Would you print every entry below exactly as written, omitting the images?

**Provided data:**
----------
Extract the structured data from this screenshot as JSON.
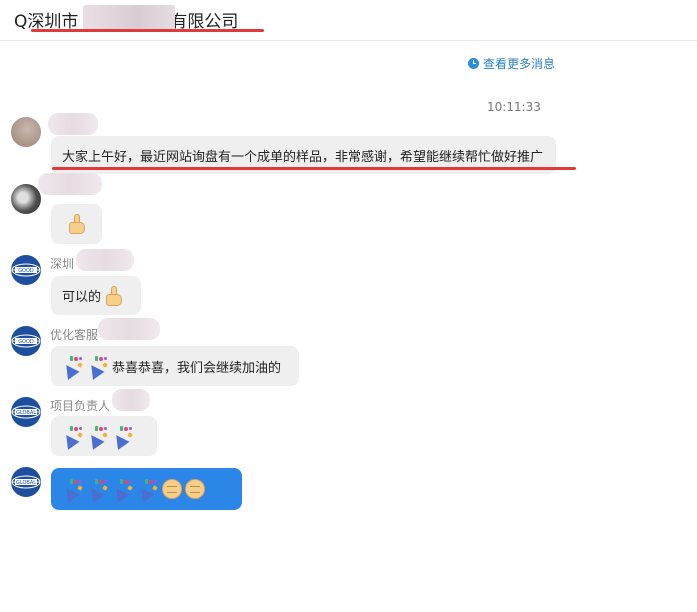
{
  "header": {
    "title_prefix": "Q深圳市",
    "title_suffix": "有限公司"
  },
  "more_messages": "查看更多消息",
  "timestamp": "10:11:33",
  "messages": [
    {
      "sender": "",
      "text": "大家上午好，最近网站询盘有一个成单的样品，非常感谢，希望能继续帮忙做好推广"
    },
    {
      "sender": "",
      "emoji": "thumbs-up"
    },
    {
      "sender": "深圳",
      "text": "可以的"
    },
    {
      "sender": "优化客服",
      "text": "恭喜恭喜，我们会继续加油的"
    },
    {
      "sender": "项目负责人",
      "emoji": "party-popper x3"
    },
    {
      "sender": "",
      "emoji": "party-popper x4 + fist x2"
    }
  ],
  "colors": {
    "accent_blue": "#2b86e8",
    "link_blue": "#2b7fc0",
    "highlight_red": "#e13a3a",
    "bubble_gray": "#efefef"
  }
}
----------
**Answer box:**
Extract the structured data from this screenshot as JSON.
{
  "header": {
    "title_prefix": "Q深圳市",
    "title_suffix": "有限公司"
  },
  "more_messages": "查看更多消息",
  "timestamp": "10:11:33",
  "messages": [
    {
      "sender": "",
      "text": "大家上午好，最近网站询盘有一个成单的样品，非常感谢，希望能继续帮忙做好推广"
    },
    {
      "sender": "",
      "emoji": "thumbs-up"
    },
    {
      "sender": "深圳",
      "text": "可以的"
    },
    {
      "sender": "优化客服",
      "text": "恭喜恭喜，我们会继续加油的"
    },
    {
      "sender": "项目负责人",
      "emoji": "party-popper x3"
    },
    {
      "sender": "",
      "emoji": "party-popper x4 + fist x2"
    }
  ],
  "colors": {
    "accent_blue": "#2b86e8",
    "link_blue": "#2b7fc0",
    "highlight_red": "#e13a3a",
    "bubble_gray": "#efefef"
  }
}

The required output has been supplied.